The artiest entry in the ever growing torture-movie genre, this playfully wicked French thriller from twentysomething provocateur Gela Babluani blasts its way into your brainpan with the help of black-and-white widescreen cinematography whose striking but smooth textures better suit the upwardly mobile auteur than his poor protagonist. Patching roofs in rural France to support his impoverished Georgian immigrant clan, Sébastian (the filmmaker’s boyishly handsome little brother Georges) gets screwed out of a paycheck, then impulsively assumes another man’s identity in pursuit of untold opportunity from a train ticket and mysterious instructions that the wind literally blows his way. Narrative contrivance abounds well past the point when the kid learns that Fate has tapped him to play a most dangerous game, though Babluani’s own sport-shooting advances one’s heart rate enough to push logic aside. As a brutal metaphor for the global economy, 13 Tzameti takes care of business; its assertion that desperate means require desperate measures naturally extends to the hair-trigger world of genre filmmaking, wherein young Babluani did what he had to do.
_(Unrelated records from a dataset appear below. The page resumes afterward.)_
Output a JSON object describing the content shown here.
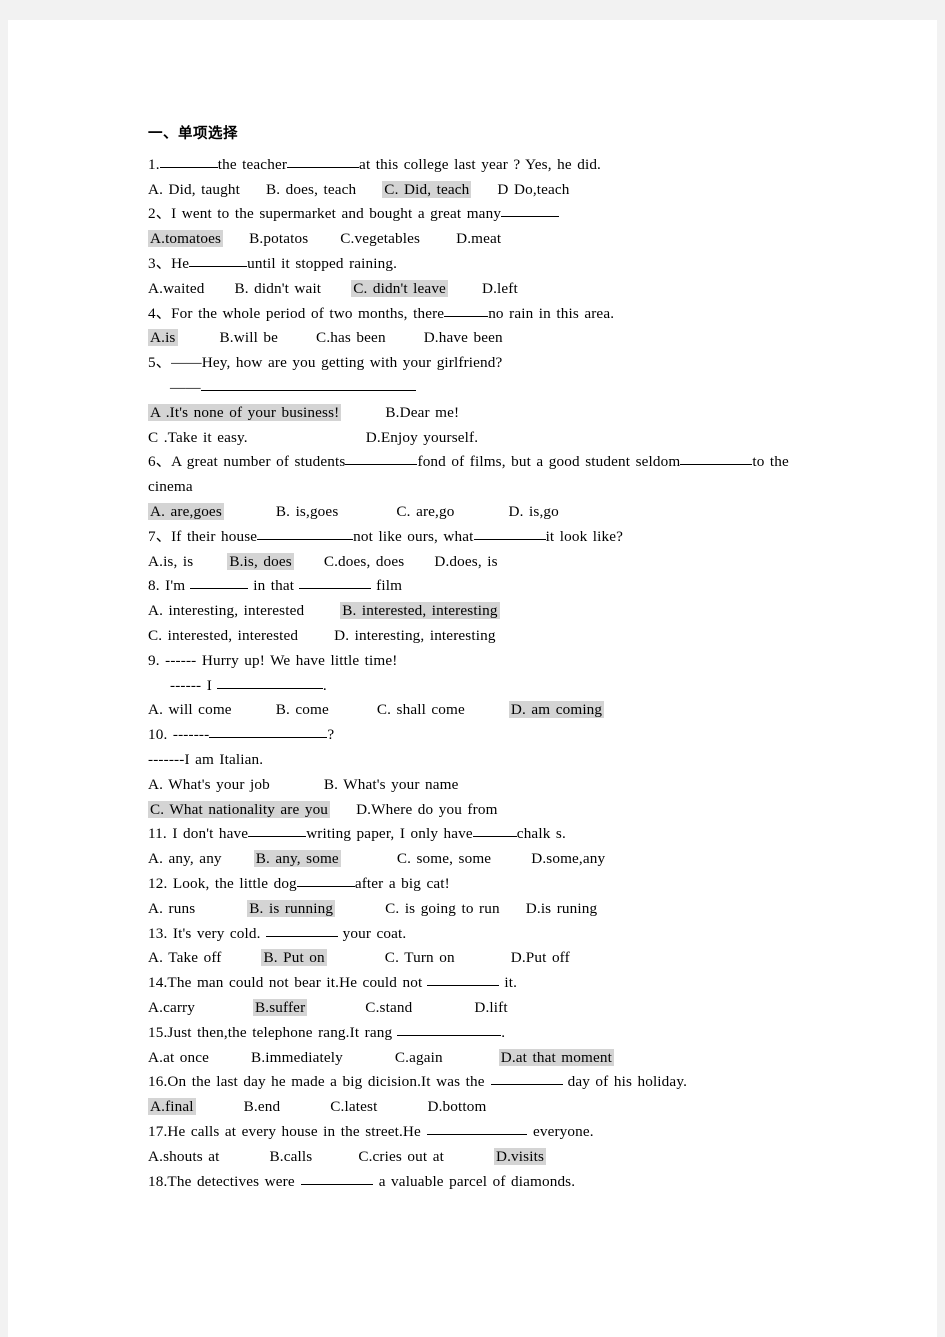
{
  "document": {
    "section_heading": "一、单项选择",
    "page_background": "#f2f2f2",
    "sheet_background": "#ffffff",
    "highlight_color": "#d4d4d4"
  },
  "questions": [
    {
      "number": "1.",
      "stem_before": "1.",
      "stem_mid": "the teacher",
      "stem_after": "at this college last year ? Yes, he did.",
      "options_line": "A. Did, taught",
      "opt_a": "A. Did, taught",
      "opt_b": "B. does, teach",
      "opt_c": "C. Did, teach",
      "opt_d": "D Do,teach",
      "answer": "C"
    },
    {
      "number": "2、",
      "stem": "2、I went to the supermarket and bought a great many",
      "opt_a": "A.tomatoes",
      "opt_b": "B.potatos",
      "opt_c": "C.vegetables",
      "opt_d": "D.meat",
      "answer": "A"
    },
    {
      "number": "3、",
      "stem_before": "3、He",
      "stem_after": "until it stopped raining.",
      "opt_a": "A.waited",
      "opt_b": "B. didn't wait",
      "opt_c": "C. didn't leave",
      "opt_d": "D.left",
      "answer": "C"
    },
    {
      "number": "4、",
      "stem_before": "4、For the whole period of two months, there",
      "stem_after": "no rain in this area.",
      "opt_a": "A.is",
      "opt_b": "B.will be",
      "opt_c": "C.has been",
      "opt_d": "D.have been",
      "answer": "A"
    },
    {
      "number": "5、",
      "stem": "5、——Hey, how are you getting with your girlfriend?",
      "reply_dash": "——",
      "opt_a": "A .It's none of your business!",
      "opt_b": "B.Dear me!",
      "opt_c": "C .Take it easy.",
      "opt_d": "D.Enjoy yourself.",
      "answer": "A"
    },
    {
      "number": "6、",
      "stem_before": "6、A great number of students",
      "stem_mid": "fond of films, but a good student seldom",
      "stem_after": "to the",
      "stem_wrap": "cinema",
      "opt_a": "A. are,goes",
      "opt_b": "B. is,goes",
      "opt_c": "C. are,go",
      "opt_d": "D. is,go",
      "answer": "A"
    },
    {
      "number": "7、",
      "stem_before": "7、If their house",
      "stem_mid": "not like ours, what",
      "stem_after": "it look like?",
      "opt_a": "A.is, is",
      "opt_b": "B.is, does",
      "opt_c": "C.does, does",
      "opt_d": "D.does, is",
      "answer": "B"
    },
    {
      "number": "8.",
      "stem_before": "8. I'm",
      "stem_mid": "in that",
      "stem_after": "film",
      "opt_a": "A. interesting, interested",
      "opt_b": "B. interested, interesting",
      "opt_c": "C. interested, interested",
      "opt_d": "D. interesting, interesting",
      "answer": "B"
    },
    {
      "number": "9.",
      "stem": "9. ------ Hurry up! We have little time!",
      "reply_before": "------ I",
      "reply_after": ".",
      "opt_a": "A. will come",
      "opt_b": "B. come",
      "opt_c": "C. shall come",
      "opt_d": "D. am coming",
      "answer": "D"
    },
    {
      "number": "10.",
      "stem_before": "10. -------",
      "stem_after": "?",
      "reply": "-------I am Italian.",
      "opt_a": "A. What's your job",
      "opt_b": "B. What's your name",
      "opt_c": "C. What nationality are you",
      "opt_d": "D.Where do you from",
      "answer": "C"
    },
    {
      "number": "11.",
      "stem_before": "11. I don't have",
      "stem_mid": "writing paper, I only have",
      "stem_after": "chalk s.",
      "opt_a": "A. any, any",
      "opt_b": "B. any, some",
      "opt_c": "C. some, some",
      "opt_d": "D.some,any",
      "answer": "B"
    },
    {
      "number": "12.",
      "stem_before": "12. Look, the little dog",
      "stem_after": "after a big cat!",
      "opt_a": "A. runs",
      "opt_b": "B. is running",
      "opt_c": "C. is going to run",
      "opt_d": "D.is runing",
      "answer": "B"
    },
    {
      "number": "13.",
      "stem_before": "13. It's very cold.",
      "stem_after": "your coat.",
      "opt_a": "A. Take off",
      "opt_b": "B. Put on",
      "opt_c": "C. Turn on",
      "opt_d": "D.Put off",
      "answer": "B"
    },
    {
      "number": "14.",
      "stem_before": "14.The man could not bear it.He could not",
      "stem_after": "it.",
      "opt_a": "A.carry",
      "opt_b": "B.suffer",
      "opt_c": "C.stand",
      "opt_d": "D.lift",
      "answer": "B"
    },
    {
      "number": "15.",
      "stem_before": "15.Just then,the telephone rang.It rang",
      "stem_after": ".",
      "opt_a": "A.at once",
      "opt_b": "B.immediately",
      "opt_c": "C.again",
      "opt_d": "D.at that moment",
      "answer": "D"
    },
    {
      "number": "16.",
      "stem_before": "16.On the last day he made a big dicision.It was the",
      "stem_after": "day of his holiday.",
      "opt_a": "A.final",
      "opt_b": "B.end",
      "opt_c": "C.latest",
      "opt_d": "D.bottom",
      "answer": "A"
    },
    {
      "number": "17.",
      "stem_before": "17.He calls at every house in the street.He",
      "stem_after": "everyone.",
      "opt_a": "A.shouts at",
      "opt_b": "B.calls",
      "opt_c": "C.cries out at",
      "opt_d": "D.visits",
      "answer": "D"
    },
    {
      "number": "18.",
      "stem_before": "18.The detectives were",
      "stem_after": "a valuable parcel of diamonds.",
      "opt_a": "",
      "opt_b": "",
      "opt_c": "",
      "opt_d": "",
      "answer": ""
    }
  ]
}
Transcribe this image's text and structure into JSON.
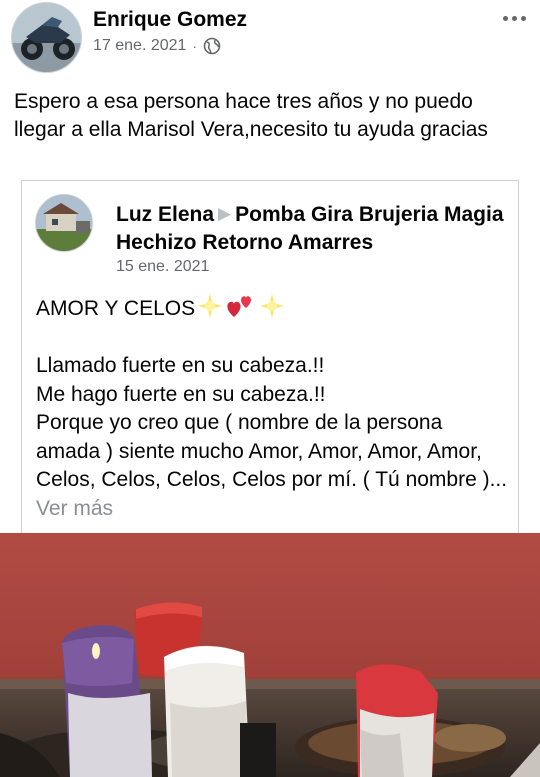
{
  "post": {
    "author": "Enrique Gomez",
    "date": "17 ene. 2021",
    "separator": "·",
    "privacy_icon": "globe-icon",
    "more_icon": "more-options-icon",
    "text": "Espero a esa persona hace tres años y no puedo llegar a ella Marisol Vera,necesito tu ayuda gracias"
  },
  "shared_post": {
    "author": "Luz Elena",
    "arrow_icon": "triangle-right-icon",
    "target_page": "Pomba Gira  Brujeria Magia Hechizo Retorno Amarres",
    "date": "15 ene. 2021",
    "heading": "AMOR Y CELOS",
    "heading_emojis": [
      "sparkle-emoji",
      "hearts-emoji",
      "sparkle-emoji"
    ],
    "line1": "Llamado fuerte en su cabeza.!!",
    "line2": "Me hago fuerte en su cabeza.!!",
    "line3": "Porque yo creo que ( nombre de la persona amada ) siente mucho Amor, Amor, Amor, Amor, Celos, Celos, Celos, Celos por mí. ( Tú nombre )...",
    "see_more": "Ver más"
  },
  "colors": {
    "text": "#050505",
    "secondary": "#65676b",
    "see_more": "#8a8d91",
    "border": "#ced0d4"
  }
}
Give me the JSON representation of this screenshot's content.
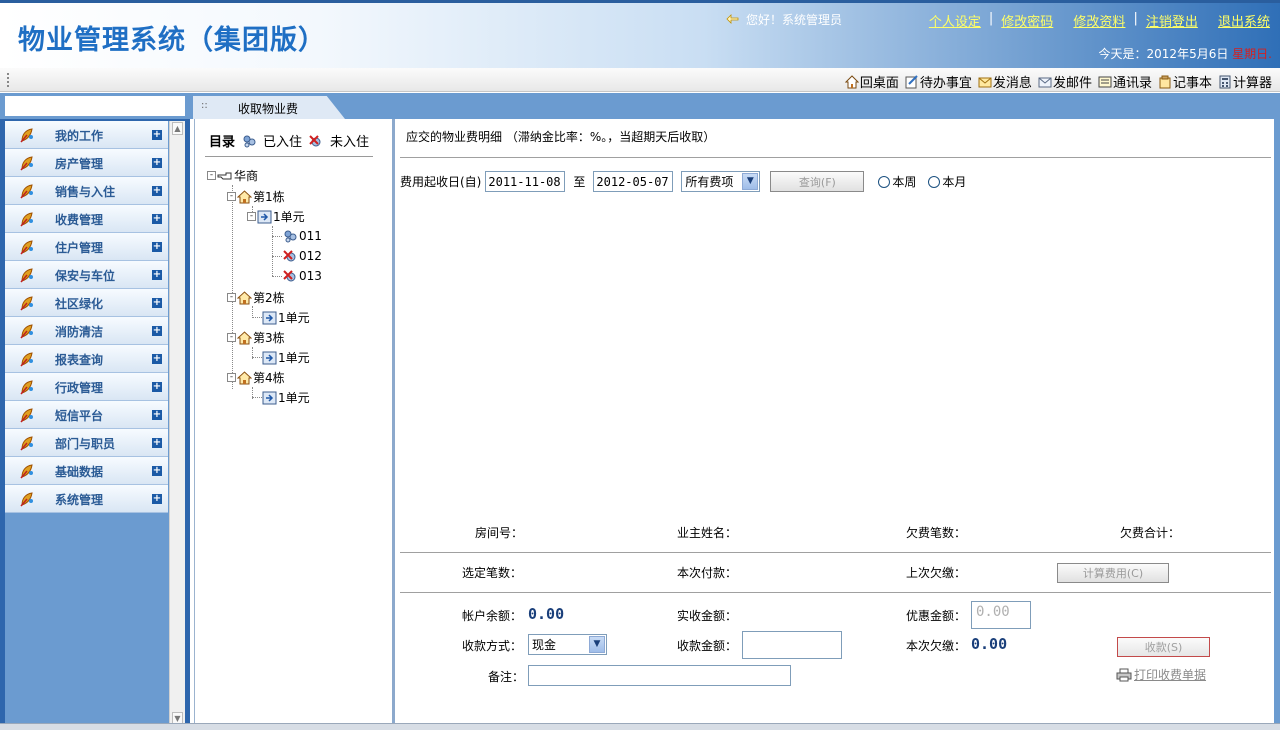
{
  "header": {
    "title": "物业管理系统（集团版）",
    "welcome": "您好！系统管理员",
    "links": [
      "个人设定",
      "修改密码",
      "修改资料",
      "注销登出",
      "退出系统"
    ],
    "date_prefix": "今天是：2012年5月6日",
    "weekday": "星期日."
  },
  "toolbar": {
    "items": [
      {
        "label": "回桌面",
        "icon": "home-icon"
      },
      {
        "label": "待办事宜",
        "icon": "todo-icon"
      },
      {
        "label": "发消息",
        "icon": "message-icon"
      },
      {
        "label": "发邮件",
        "icon": "mail-icon"
      },
      {
        "label": "通讯录",
        "icon": "contacts-icon"
      },
      {
        "label": "记事本",
        "icon": "notepad-icon"
      },
      {
        "label": "计算器",
        "icon": "calculator-icon"
      }
    ]
  },
  "tab": {
    "label": "收取物业费"
  },
  "nav": {
    "items": [
      "我的工作",
      "房产管理",
      "销售与入住",
      "收费管理",
      "住户管理",
      "保安与车位",
      "社区绿化",
      "消防清洁",
      "报表查询",
      "行政管理",
      "短信平台",
      "部门与职员",
      "基础数据",
      "系统管理"
    ]
  },
  "tree": {
    "catalog": "目录",
    "legend_in": "已入住",
    "legend_out": "未入住",
    "root": "华商",
    "buildings": [
      {
        "name": "第1栋",
        "unit": "1单元",
        "rooms": [
          "011",
          "012",
          "013"
        ]
      },
      {
        "name": "第2栋",
        "unit": "1单元"
      },
      {
        "name": "第3栋",
        "unit": "1单元"
      },
      {
        "name": "第4栋",
        "unit": "1单元"
      }
    ]
  },
  "main": {
    "heading": "应交的物业费明细 （滞纳金比率：%。，当超期天后收取）",
    "filter": {
      "start_label": "费用起收日(自)",
      "start_date": "2011-11-08",
      "to_label": "至",
      "end_date": "2012-05-07",
      "fee_type": "所有费项",
      "query_button": "查询(F)",
      "radio_week": "本周",
      "radio_month": "本月"
    },
    "summary": {
      "room_label": "房间号：",
      "owner_label": "业主姓名：",
      "arrears_count_label": "欠费笔数：",
      "arrears_total_label": "欠费合计：",
      "selected_label": "选定笔数：",
      "this_payment_label": "本次付款：",
      "last_arrears_label": "上次欠缴：",
      "calc_button": "计算费用(C)"
    },
    "payment": {
      "balance_label": "帐户余额：",
      "balance_value": "0.00",
      "actual_label": "实收金额：",
      "discount_label": "优惠金额：",
      "discount_value": "0.00",
      "method_label": "收款方式：",
      "method_value": "现金",
      "amount_label": "收款金额：",
      "current_arrears_label": "本次欠缴：",
      "current_arrears_value": "0.00",
      "receive_button": "收款(S)",
      "note_label": "备注：",
      "print_link": "打印收费单据"
    }
  }
}
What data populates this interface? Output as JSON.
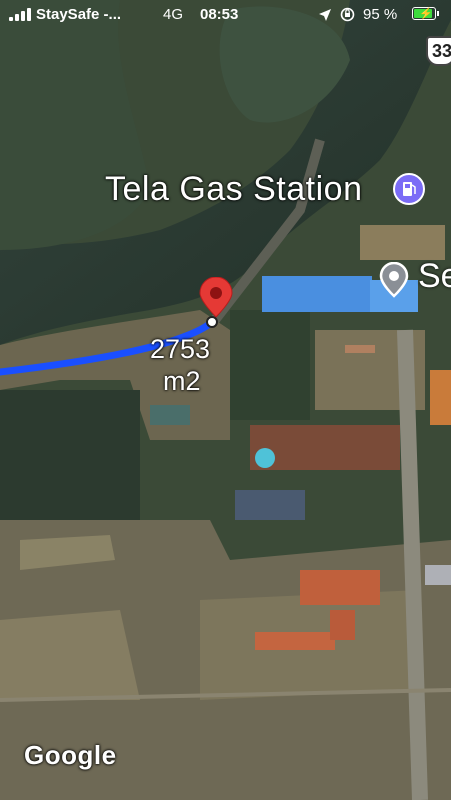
{
  "status_bar": {
    "carrier": "StaySafe -...",
    "network": "4G",
    "time": "08:53",
    "battery_percent": "95 %",
    "battery_level": 0.95,
    "icons": [
      "signal-icon",
      "location-arrow-icon",
      "orientation-lock-icon",
      "battery-charging-icon"
    ]
  },
  "map": {
    "poi_gas_station": "Tela Gas Station",
    "poi_partial_label": "Se",
    "road_shield": "33",
    "measurement_value": "2753",
    "measurement_unit": "m2",
    "attribution": "Google",
    "route_color": "#1a4fff",
    "pin_color": "#e53935",
    "gas_icon_color": "#7b6cf6",
    "icons": [
      "gas-station-icon",
      "place-pin-icon",
      "dropped-pin-icon"
    ]
  }
}
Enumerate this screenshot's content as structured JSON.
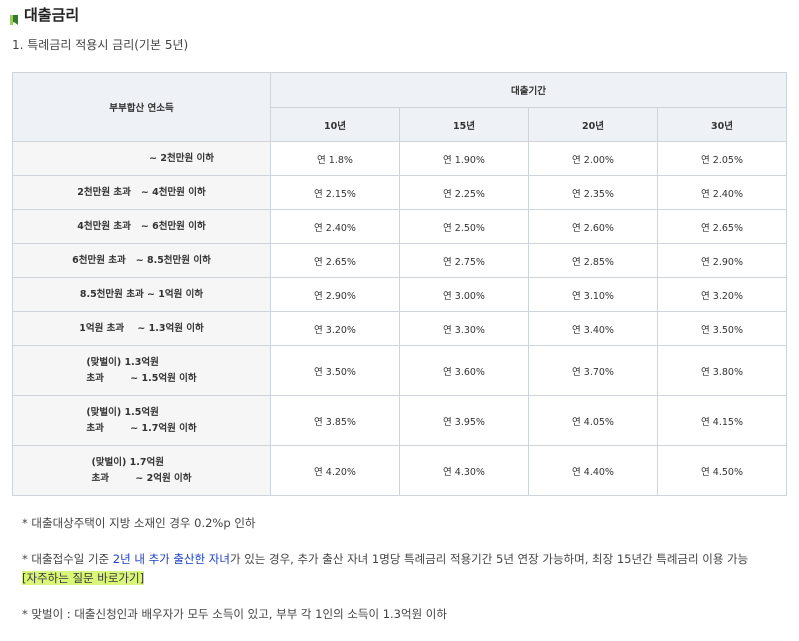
{
  "heading": {
    "title": "대출금리",
    "icon": "green-bookmark-icon",
    "icon_color": "#2f7d32"
  },
  "subheading": "1. 특례금리 적용시 금리(기본 5년)",
  "table": {
    "row_header": "부부합산 연소득",
    "period_header": "대출기간",
    "periods": [
      "10년",
      "15년",
      "20년",
      "30년"
    ],
    "rows": [
      {
        "label_lines": [
          "~ 2천만원 이하"
        ],
        "values": [
          "연 1.8%",
          "연 1.90%",
          "연 2.00%",
          "연 2.05%"
        ]
      },
      {
        "label_lines": [
          "2천만원 초과   ~ 4천만원 이하"
        ],
        "values": [
          "연 2.15%",
          "연 2.25%",
          "연 2.35%",
          "연 2.40%"
        ]
      },
      {
        "label_lines": [
          "4천만원 초과   ~ 6천만원 이하"
        ],
        "values": [
          "연 2.40%",
          "연 2.50%",
          "연 2.60%",
          "연 2.65%"
        ]
      },
      {
        "label_lines": [
          "6천만원 초과   ~ 8.5천만원 이하"
        ],
        "values": [
          "연 2.65%",
          "연 2.75%",
          "연 2.85%",
          "연 2.90%"
        ]
      },
      {
        "label_lines": [
          "8.5천만원 초과 ~ 1억원 이하"
        ],
        "values": [
          "연 2.90%",
          "연 3.00%",
          "연 3.10%",
          "연 3.20%"
        ]
      },
      {
        "label_lines": [
          "1억원 초과    ~ 1.3억원 이하"
        ],
        "values": [
          "연 3.20%",
          "연 3.30%",
          "연 3.40%",
          "연 3.50%"
        ]
      },
      {
        "label_lines": [
          "(맞벌이) 1.3억원",
          "초과        ~ 1.5억원 이하"
        ],
        "values": [
          "연 3.50%",
          "연 3.60%",
          "연 3.70%",
          "연 3.80%"
        ]
      },
      {
        "label_lines": [
          "(맞벌이) 1.5억원",
          "초과        ~ 1.7억원 이하"
        ],
        "values": [
          "연 3.85%",
          "연 3.95%",
          "연 4.05%",
          "연 4.15%"
        ]
      },
      {
        "label_lines": [
          "(맞벌이) 1.7억원",
          "초과        ~ 2억원 이하"
        ],
        "values": [
          "연 4.20%",
          "연 4.30%",
          "연 4.40%",
          "연 4.50%"
        ]
      }
    ]
  },
  "notes": {
    "note1": "* 대출대상주택이 지방 소재인 경우 0.2%p 인하",
    "note2_pre": "* 대출접수일 기준 ",
    "note2_blue": "2년 내 추가 출산한 자녀",
    "note2_mid": "가 있는 경우, 추가 출산 자녀 1명당 특례금리 적용기간 5년 연장 가능하며, 최장 15년간 특례금리 이용 가능",
    "note2_link": "[자주하는 질문 바로가기]",
    "note3": "* 맞벌이 : 대출신청인과 배우자가 모두 소득이 있고, 부부 각 1인의 소득이 1.3억원 이하"
  },
  "colors": {
    "accent_blue": "#1a3fc4",
    "link_highlight": "#d9f57a",
    "header_bg": "#eef1f6",
    "label_bg": "#f6f6f6"
  }
}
This article from the Village Voice Archive was posted on July 18, 2006